In a memo dated September 25 sent to “all vendor partners,” A&P informed its suppliers, distributors and brokers that it is now capable of automatically invoicing them on the same day via email. The memo was issued by A&P’s current CFO Bill Barrett, who joined A&P 10 months ago (making him a seasoned veteran at the chain), and noted that the retailer has two options available for the payment of invoices: 1) Immediate deductions from accounts receivable (direct vendor accounts) or via C&S (indirect vendor accounts or 2) Immediate deduction via a vendor maintained pre-payment account at A&P sufficient to cover future invoices. The memo also notes that “if you are not using these options today, your account will default to ‘Option 1,’ effective October 1.

One can only imagine how delighted the vendors were when they received Mr. Barrett’s missive.

I sensed that by the volume of emails and phone calls I received and the unfiltered expressions of emotions that followed.

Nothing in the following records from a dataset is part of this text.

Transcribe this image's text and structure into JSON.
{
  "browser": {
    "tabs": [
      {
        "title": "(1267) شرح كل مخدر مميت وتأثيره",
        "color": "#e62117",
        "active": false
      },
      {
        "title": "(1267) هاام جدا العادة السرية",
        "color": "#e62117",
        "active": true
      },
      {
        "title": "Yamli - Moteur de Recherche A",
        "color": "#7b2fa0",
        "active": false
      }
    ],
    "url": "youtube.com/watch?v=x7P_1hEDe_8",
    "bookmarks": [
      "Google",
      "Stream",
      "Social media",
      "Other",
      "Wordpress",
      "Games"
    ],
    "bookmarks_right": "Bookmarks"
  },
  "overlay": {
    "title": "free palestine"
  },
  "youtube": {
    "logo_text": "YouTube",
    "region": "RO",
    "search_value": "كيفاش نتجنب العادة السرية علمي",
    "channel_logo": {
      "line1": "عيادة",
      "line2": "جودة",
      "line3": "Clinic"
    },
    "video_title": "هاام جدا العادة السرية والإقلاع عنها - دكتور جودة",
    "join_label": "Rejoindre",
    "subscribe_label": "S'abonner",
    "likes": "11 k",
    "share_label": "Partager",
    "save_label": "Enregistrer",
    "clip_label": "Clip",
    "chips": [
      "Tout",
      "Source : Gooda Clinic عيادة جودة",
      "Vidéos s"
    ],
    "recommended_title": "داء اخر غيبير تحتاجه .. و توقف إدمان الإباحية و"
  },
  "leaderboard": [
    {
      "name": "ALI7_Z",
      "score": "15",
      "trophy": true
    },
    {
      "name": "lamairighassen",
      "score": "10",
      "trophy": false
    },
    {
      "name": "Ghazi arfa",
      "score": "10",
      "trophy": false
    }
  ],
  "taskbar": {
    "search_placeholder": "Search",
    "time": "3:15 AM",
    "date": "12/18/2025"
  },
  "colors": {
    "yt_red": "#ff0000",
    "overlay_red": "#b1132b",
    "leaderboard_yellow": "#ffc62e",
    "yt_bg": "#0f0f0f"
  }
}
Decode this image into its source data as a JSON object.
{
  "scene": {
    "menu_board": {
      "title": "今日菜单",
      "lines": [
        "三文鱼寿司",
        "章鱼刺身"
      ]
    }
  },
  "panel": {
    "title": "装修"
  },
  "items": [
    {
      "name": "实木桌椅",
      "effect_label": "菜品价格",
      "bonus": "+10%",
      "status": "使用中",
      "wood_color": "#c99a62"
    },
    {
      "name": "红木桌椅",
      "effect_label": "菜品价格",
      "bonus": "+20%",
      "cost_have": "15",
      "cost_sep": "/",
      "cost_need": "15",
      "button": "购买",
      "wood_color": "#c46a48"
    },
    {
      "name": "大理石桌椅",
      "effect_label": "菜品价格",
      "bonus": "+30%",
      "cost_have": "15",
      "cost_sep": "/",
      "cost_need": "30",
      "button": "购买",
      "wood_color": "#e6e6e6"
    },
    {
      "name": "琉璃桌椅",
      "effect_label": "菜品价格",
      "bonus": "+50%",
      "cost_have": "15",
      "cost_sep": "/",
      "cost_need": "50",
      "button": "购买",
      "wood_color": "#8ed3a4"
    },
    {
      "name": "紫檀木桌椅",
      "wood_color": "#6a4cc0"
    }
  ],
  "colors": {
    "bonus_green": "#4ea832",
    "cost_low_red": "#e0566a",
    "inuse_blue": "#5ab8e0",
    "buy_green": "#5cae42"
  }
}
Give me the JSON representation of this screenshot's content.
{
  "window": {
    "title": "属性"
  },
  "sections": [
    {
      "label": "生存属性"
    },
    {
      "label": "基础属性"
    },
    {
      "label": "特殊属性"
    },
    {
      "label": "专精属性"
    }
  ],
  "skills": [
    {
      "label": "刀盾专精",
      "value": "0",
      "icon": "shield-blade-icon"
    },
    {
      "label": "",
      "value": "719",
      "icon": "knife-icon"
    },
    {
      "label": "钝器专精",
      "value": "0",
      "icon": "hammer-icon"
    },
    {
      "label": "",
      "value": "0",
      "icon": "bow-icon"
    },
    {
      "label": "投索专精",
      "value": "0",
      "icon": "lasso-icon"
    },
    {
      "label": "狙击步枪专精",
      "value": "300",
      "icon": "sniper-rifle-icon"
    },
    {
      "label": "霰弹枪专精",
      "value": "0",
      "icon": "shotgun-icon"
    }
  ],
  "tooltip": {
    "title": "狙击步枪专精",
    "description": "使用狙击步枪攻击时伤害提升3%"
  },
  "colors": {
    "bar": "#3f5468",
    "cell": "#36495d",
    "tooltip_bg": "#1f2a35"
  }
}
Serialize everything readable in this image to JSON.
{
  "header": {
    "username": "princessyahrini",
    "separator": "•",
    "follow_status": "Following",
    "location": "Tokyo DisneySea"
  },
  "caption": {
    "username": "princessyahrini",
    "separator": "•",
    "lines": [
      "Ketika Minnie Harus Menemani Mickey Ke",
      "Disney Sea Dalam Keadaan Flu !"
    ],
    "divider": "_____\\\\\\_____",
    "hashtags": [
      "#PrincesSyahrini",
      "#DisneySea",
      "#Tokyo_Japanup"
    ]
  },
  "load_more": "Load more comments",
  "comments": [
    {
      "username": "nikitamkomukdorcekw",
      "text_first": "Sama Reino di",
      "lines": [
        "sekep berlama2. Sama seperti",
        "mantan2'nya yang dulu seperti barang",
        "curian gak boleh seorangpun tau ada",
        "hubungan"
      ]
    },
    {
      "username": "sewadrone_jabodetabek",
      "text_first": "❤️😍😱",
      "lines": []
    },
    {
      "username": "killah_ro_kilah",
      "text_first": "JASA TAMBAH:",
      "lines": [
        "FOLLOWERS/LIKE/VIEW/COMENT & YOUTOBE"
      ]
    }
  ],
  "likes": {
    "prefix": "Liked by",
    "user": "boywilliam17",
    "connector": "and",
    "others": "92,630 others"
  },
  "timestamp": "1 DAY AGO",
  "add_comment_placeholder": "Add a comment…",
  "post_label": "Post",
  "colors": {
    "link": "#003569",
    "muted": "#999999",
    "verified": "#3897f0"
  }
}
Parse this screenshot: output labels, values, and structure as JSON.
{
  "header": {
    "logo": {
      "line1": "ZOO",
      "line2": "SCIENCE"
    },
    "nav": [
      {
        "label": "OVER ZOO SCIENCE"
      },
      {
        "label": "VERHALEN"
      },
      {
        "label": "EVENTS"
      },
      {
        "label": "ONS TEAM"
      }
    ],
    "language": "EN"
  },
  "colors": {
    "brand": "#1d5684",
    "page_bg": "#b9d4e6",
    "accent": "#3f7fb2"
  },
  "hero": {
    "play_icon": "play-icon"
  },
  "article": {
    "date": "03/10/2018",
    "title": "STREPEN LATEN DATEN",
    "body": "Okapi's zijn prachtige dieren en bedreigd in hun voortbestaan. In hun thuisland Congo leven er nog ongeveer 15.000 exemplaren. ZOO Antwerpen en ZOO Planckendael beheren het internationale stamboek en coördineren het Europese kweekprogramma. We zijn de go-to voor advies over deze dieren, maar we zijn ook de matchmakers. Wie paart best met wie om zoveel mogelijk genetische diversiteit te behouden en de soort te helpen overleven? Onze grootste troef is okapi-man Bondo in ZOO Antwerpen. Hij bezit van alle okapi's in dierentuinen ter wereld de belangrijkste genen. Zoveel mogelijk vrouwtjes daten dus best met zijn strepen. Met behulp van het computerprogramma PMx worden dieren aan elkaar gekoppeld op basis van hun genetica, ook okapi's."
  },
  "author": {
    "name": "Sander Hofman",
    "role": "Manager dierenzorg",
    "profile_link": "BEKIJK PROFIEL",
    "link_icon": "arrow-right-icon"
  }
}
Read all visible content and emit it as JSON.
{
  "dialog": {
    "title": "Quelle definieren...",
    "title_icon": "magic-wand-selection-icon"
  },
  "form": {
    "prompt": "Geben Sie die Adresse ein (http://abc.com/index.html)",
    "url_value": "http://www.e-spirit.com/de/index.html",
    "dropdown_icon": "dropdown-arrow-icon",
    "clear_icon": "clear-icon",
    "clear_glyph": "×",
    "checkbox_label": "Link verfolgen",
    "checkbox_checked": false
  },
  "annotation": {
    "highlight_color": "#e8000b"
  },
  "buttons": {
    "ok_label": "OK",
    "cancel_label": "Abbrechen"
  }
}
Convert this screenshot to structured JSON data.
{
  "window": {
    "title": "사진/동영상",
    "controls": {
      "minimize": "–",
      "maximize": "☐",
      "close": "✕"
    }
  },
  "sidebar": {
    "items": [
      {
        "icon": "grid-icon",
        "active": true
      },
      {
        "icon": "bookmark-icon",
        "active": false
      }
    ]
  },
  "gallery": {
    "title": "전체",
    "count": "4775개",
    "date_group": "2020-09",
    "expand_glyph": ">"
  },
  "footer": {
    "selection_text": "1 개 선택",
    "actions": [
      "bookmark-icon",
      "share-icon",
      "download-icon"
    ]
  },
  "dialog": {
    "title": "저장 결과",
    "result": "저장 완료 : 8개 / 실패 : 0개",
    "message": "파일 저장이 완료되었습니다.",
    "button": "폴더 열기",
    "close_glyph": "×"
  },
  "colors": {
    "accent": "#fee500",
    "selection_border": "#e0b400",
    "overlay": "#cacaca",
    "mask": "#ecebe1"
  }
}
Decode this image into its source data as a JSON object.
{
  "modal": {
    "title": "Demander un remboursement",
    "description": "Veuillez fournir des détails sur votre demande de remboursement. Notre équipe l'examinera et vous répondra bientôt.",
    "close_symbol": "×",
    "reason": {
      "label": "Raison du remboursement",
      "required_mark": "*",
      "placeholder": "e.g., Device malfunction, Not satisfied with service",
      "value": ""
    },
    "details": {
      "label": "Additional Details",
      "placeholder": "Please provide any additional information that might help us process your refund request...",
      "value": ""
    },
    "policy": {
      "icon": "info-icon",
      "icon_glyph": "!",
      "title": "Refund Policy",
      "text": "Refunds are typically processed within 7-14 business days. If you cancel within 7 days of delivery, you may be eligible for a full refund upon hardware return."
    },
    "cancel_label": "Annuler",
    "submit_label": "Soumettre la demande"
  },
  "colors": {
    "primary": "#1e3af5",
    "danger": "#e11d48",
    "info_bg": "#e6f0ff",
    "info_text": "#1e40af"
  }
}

“I’d very much like to support the ‘Bank of A&P,’ but my clients may object to this,” said a senior executive at a large food brokerage organization whose company has been calling on A&P for many years. “I’ll have to check on how enthusiastic my clients are about putting money in their account to collect interest.”

“Isn’t C&S getting a slice of the pie already?” another executive at a direct sales company caustically wondered. “Do they need to be part of A&P’s act of desperation?”

Of the approximately 12 vendors (brokers, DSD firms and direct sales companies) that I talked to about this new policy not one gave the new program any validity. All saw the invoicing and collection policy for what it is: a money grab.

I asked all of my contacts to try to be more objective and find a positive spin in judging this program. Only one did and his response was:

“Since A&P is one of our biggest deduction scofflaws in relationship to the cases they sell, maybe you could argue that keeping a small amount of money in a pre-paid account would offset the man-hours used and the headaches created when chasing their deductions which can take months to be repaid even when we’ve proven our case – and we’re right more than 90 percent of the time,” an A&P team leader for a large snack food company offered.

What a great compliment. It really is like déjà vu all over again, except the mindset of the vendor community is much different than it was even five years ago. Other than the small or regional vendors who count on A&P’s business for their survival (and they will be hurt if they don’t comply), the majority of the brokers, distributors and manufacturers who call on the Tea Company, and control an overwhelmingly large percentage of sales, aren’t going to be bullied.

A&P is no longer important in their universe. If the punishment for non-compliance is the delisting of items, the larger suppliers won’t blink and A&P will be worse off for it. Those vendors and brokers are going to spend their discretionary funds with accounts that are growing and can assure them of a fair return on their investments.

Their collective unspoken message to A&P is clear: Why don’t you try selling something?